King James's School in Knaresborough is exploring the option of becoming an academy.
Headteacher Carl Sugden told this newspaper it was not a step to be taken lightly but the benefits for the school and its students, who hail from the Knaresborough area and parts of Harrogate, could be substantial.
He said: "This is not just about preserving our independence in a landscape where over 70% of secondary schools are now academies or part of academy chains. We can see some real advantages in changing our status."
The moves towards King James's becoming an independent, state-funded school receiving funding directly from central government, rather than through a local authority, is still in its early stages.
But the school's head said direct consultation with parents would take place when plans were less fluid according to correct procedure.
King James's is already in the middle of an interim communication process with is own staff but any firm decision on the exact nature of the school's future seems unlikely to take place until next year at some point.
Having celebrated this popular school's 400th anniversary last year, Carl Sugden said the change would happen in a way which fitted King James's core values, maintained close ties to the local authority and brought improvements for its student base.
He said: "This is a community school and, in our view, the governance and leadership of the school should remain firmly rooted in our locality.
"We believe that we have a successful model of local leadership which has provided great education in Knaresborough for generations of families.
"In order to preserve our independence and to ensure that the school leadership and governance remains local we feel that it is imperative that we consider converting to becoming a multi-academy trust."
Although no formal resolution to become an academy has been passed by the school's governors, talks are now going on about the possibility of King James's becoming a Multi Academy Trust.
King James's is looking to the precedents set by previous local schools such as Harrogate Grammar School and St Aidan's High School who have also made the switch to academy status in recent years.
By necessity, a multi-academy trust or MAT would involve King James's working with one or more other schools to maintain its governance and educational standards.
But the schools' head the aim was precisely to retain King James's individual character and ethos rather than see it swallowed up in a large chain.
Carl Sugden said: "The current education landscape has seen a diminishing of local authority oversight, including some services, and a growth of academy chains.
"We do not wish to be part of a larger chain which does not have its roots in our community.
"We would prefer to lead rather than follow and to work with existing partners; a model which has brought us continued success and allowed us to respond to the educational needs within our own community."

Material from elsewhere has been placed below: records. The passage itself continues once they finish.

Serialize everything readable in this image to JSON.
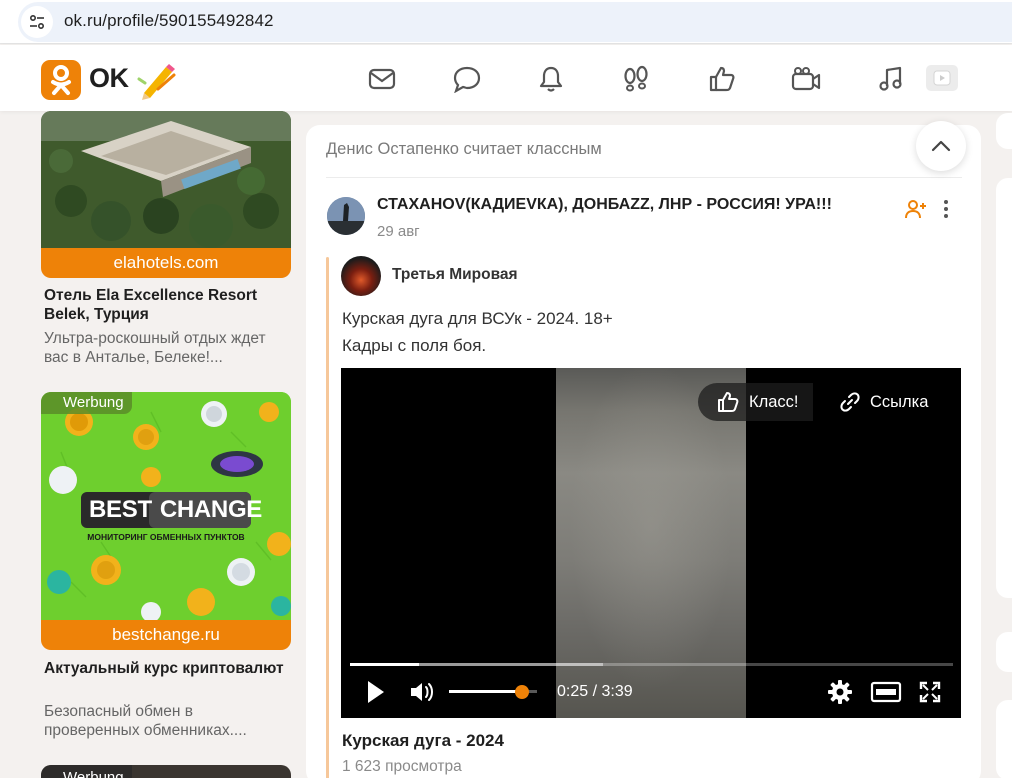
{
  "browser": {
    "url": "ok.ru/profile/590155492842"
  },
  "header": {
    "logo_text": "OK",
    "nav_icons": [
      "mail-icon",
      "chat-icon",
      "bell-icon",
      "guests-icon",
      "like-icon",
      "camera-icon",
      "music-icon",
      "video-icon"
    ]
  },
  "ads": [
    {
      "domain": "elahotels.com",
      "title": "Отель Ela Excellence Resort Belek, Турция",
      "desc": "Ультра-роскошный отдых ждет вас в Анталье, Белеке!..."
    },
    {
      "badge": "Werbung",
      "brand_a": "BEST",
      "brand_b": "CHANGE",
      "brand_sub": "МОНИТОРИНГ ОБМЕННЫХ ПУНКТОВ",
      "domain": "bestchange.ru",
      "title": "Актуальный курс криптовалют",
      "desc": "Безопасный обмен в проверенных обменниках...."
    },
    {
      "badge": "Werbung"
    }
  ],
  "feed": {
    "activity": "Денис Остапенко считает классным",
    "group_name": "СТАХАНОV(КАДИЕVКА), ДОНБАZZ, ЛНР - РОССИЯ! УРА!!!",
    "date": "29 авг",
    "repost_author": "Третья Мировая",
    "text_line1": "Курская дуга для ВСУк - 2024. 18+",
    "text_line2": "Кадры с поля боя.",
    "video": {
      "like_label": "Класс!",
      "link_label": "Ссылка",
      "time": "0:25 / 3:39",
      "played_fraction": 0.114,
      "buffered_fraction": 0.42,
      "volume_fraction": 0.83
    },
    "video_title": "Курская дуга - 2024",
    "views": "1 623 просмотра"
  },
  "colors": {
    "brand_orange": "#ee8208",
    "ad_green": "#6ecf2e",
    "repost_bar": "#f6c79a"
  }
}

The timeline for consultation over King James's possible transformation to MAT status is still very fluid due to the complexity of talks.

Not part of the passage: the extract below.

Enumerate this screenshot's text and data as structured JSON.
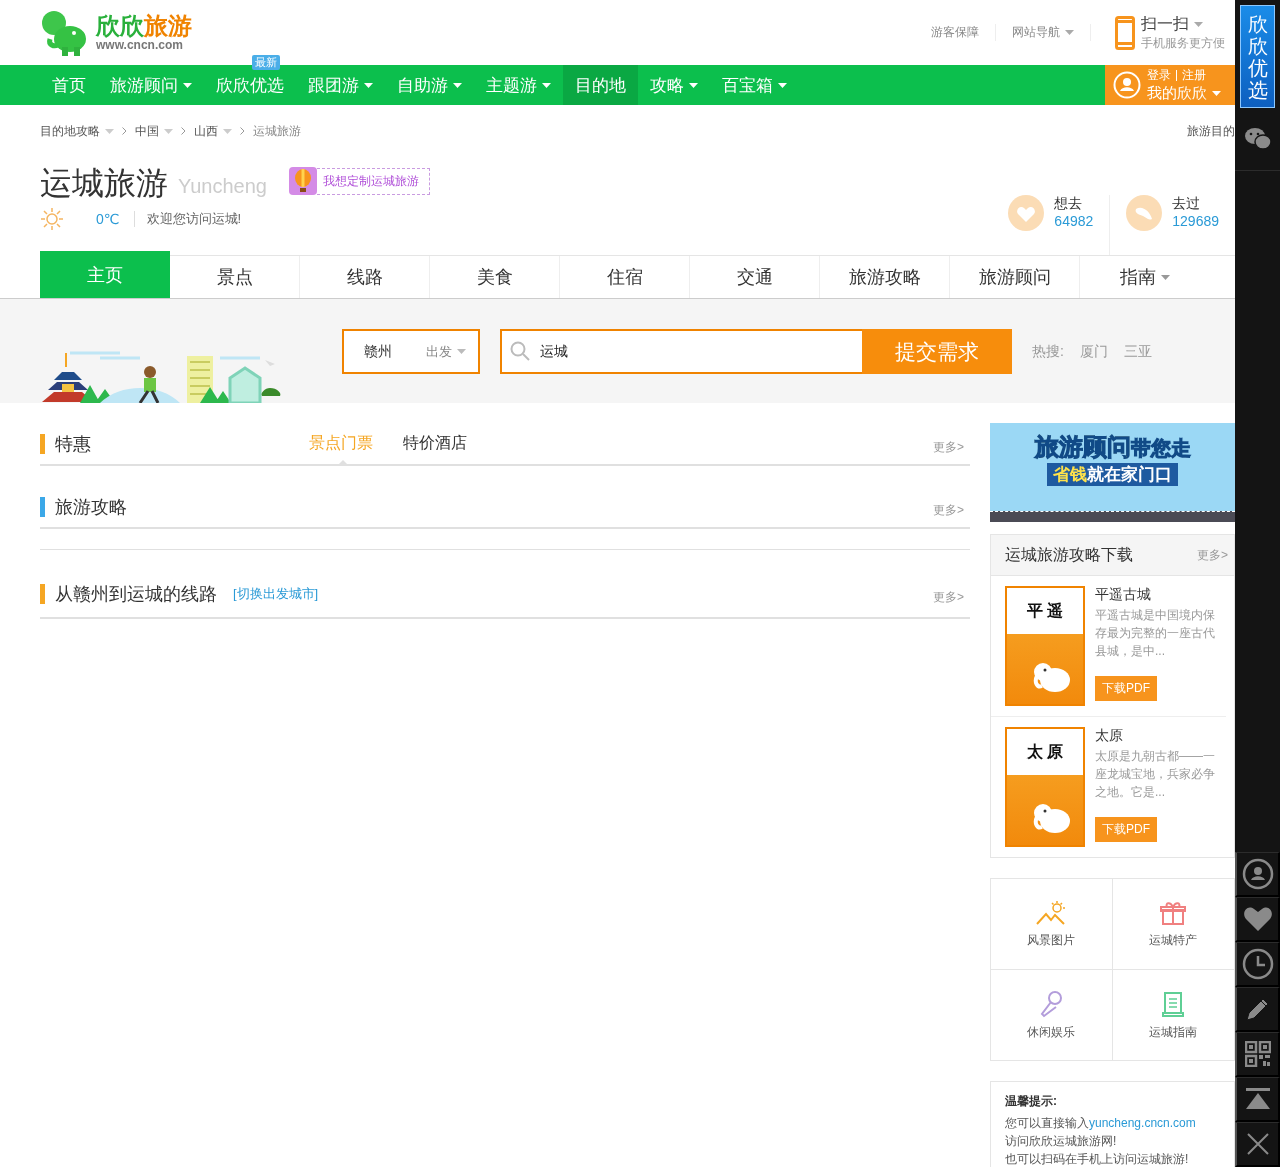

But Carl Sugden said the school was keen to present the case for MAT at the right time and for full and proper consultation to take place with the community at the appropriate time.